Jóhann Jóhannsson, Icelandic electronic musician and Oscar-nominated film composer of The Theory of Everything, Sicario and Arrival, has died at the age of 48.
The composer was found dead at his Berlin apartment Friday, his manager Tim Husom confirmed to Variety. No cause of death was revealed but Berlin authorities are investigating and an autopsy will be performed.
“It is with profound sadness that we confirm the passing of our dear friend Jóhann,” Redbird Music Management wrote in a statement on Jóhannsson’s Facebook page. “We have lost one of the most talented and brilliant people who we had the privilege of knowing and working with. May his music continue to inspire us.”
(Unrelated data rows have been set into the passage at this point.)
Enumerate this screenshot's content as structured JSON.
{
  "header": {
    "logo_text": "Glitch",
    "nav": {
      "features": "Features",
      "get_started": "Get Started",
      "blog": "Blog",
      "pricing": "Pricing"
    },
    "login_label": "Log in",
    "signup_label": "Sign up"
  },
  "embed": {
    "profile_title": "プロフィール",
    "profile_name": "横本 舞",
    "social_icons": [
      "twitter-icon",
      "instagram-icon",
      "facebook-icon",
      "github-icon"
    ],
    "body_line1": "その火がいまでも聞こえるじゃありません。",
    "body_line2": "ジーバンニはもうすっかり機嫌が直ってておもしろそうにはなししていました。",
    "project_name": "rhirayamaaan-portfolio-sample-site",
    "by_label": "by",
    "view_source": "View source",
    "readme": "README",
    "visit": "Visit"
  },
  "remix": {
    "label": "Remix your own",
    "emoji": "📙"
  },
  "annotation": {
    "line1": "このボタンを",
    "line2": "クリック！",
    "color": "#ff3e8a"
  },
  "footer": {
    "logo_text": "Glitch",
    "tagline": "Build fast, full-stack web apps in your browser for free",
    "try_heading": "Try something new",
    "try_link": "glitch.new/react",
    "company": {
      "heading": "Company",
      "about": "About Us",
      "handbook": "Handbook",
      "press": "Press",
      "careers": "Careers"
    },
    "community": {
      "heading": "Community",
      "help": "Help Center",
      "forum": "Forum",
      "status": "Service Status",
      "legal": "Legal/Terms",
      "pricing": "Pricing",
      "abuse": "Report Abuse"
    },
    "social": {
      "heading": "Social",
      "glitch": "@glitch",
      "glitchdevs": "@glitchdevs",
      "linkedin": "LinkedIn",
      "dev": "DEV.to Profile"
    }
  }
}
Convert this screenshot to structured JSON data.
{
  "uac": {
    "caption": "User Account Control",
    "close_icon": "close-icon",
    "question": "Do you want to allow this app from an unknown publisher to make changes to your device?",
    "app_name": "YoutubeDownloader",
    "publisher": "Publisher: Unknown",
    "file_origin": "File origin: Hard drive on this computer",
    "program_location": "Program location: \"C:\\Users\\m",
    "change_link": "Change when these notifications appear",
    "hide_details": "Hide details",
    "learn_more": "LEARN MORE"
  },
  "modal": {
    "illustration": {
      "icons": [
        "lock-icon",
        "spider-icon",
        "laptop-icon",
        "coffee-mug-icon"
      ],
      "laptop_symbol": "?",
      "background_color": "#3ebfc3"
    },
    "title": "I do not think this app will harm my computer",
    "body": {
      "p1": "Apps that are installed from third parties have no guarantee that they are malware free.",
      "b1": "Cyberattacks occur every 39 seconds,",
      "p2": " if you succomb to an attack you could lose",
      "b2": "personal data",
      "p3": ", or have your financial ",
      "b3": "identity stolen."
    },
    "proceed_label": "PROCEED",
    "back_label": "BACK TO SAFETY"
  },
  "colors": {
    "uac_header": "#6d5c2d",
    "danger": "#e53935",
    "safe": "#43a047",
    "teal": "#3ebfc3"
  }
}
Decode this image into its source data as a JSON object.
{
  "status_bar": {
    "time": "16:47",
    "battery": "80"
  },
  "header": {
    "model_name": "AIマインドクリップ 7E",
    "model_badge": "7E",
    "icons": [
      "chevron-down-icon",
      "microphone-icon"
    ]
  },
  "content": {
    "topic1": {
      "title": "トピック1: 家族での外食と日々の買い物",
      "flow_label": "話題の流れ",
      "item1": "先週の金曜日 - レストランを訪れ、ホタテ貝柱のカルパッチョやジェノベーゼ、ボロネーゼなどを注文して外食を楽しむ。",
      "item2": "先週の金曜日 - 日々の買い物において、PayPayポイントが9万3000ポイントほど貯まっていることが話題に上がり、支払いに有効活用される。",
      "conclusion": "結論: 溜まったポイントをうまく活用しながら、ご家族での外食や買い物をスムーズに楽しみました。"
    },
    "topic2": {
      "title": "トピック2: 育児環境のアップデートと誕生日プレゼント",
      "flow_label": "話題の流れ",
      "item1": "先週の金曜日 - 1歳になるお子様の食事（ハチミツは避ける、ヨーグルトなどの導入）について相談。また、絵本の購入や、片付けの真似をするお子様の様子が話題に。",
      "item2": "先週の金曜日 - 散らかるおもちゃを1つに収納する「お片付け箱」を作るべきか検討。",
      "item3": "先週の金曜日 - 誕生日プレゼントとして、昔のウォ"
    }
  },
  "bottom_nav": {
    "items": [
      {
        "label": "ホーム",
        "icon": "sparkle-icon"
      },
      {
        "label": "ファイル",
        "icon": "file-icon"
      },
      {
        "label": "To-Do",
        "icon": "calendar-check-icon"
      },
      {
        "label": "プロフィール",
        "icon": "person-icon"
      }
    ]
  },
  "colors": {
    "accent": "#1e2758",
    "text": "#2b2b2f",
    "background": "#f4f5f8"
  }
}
Deutsche Grammaphon, Jóhannsson’s label since 2016, tweeted, “[T]he team at Deutsche Grammophon are in deep mourning over the loss of our friend, Jóhann Jóhannsson. In the three years of our close collaboration, a true friendship had grown. The power of his music will live on and continue to touch us. “
One of cinema’s most acclaimed composers of the past decade, Jóhannsson earned a pair of Best Original Score Academy Award nominations for 2014’s The Theory of Everything and his influential work on 2015’s Sicario. The composer earned a Golden Globe for The Theory of Everything score, which also scored a Grammy nomination for Best Score Soundtrack for Visual Media.
Jóhannsson’s ascension in Hollywood mirrored that of director and frequent collaborator Denis Villeneuve, who recruited the composer to score 2013’s Prisoners, 2015’s Sicario and 2016’s Arrival. Jóhannsson also worked on Villeneuve’s Blade Runner 2049 but was replaced by Hans Zimmer.
Born in Reykjavík, Iceland, Jóhannsson began his career as an indie rocker and experimental electronic musician before releasing his first album, Englabörn, in 2002. Over the next 15 years, Jóhannsson balanced his own work – including 2004’s IBM 1401, A User’s Manual, a tribute to his father who worked for the computer giant – with compositional work for films, television (including Netflix’s sci-fi series The OA) and theatre. Jóhannsson’s final LP Orphée was named one of Rolling Stone‘s 20 Best Avant Albums of 2016.
Less than two weeks ago, Jóhannsson performed at Barcelona’s Auditoril; the composer was also scheduled to appear at the city’s Primavera Sound festival this summer.
“Extremely sad news: we are very shocked and sorry to hear about the unexpected death of Jóhann Jóhannsson, who was playing in Barcelona just a week ago and whom we were looking forward to welcoming at Primavera Sound,” the festival tweeted. “All our sympathy goes to his family, friends and collaborators.”
Prior to his death, Jóhannsson also provided scores for the Nicolas Cage Sundance hit Mandy, James Marsh’s The Mercy and the upcoming biblical drama Mary Magdalene.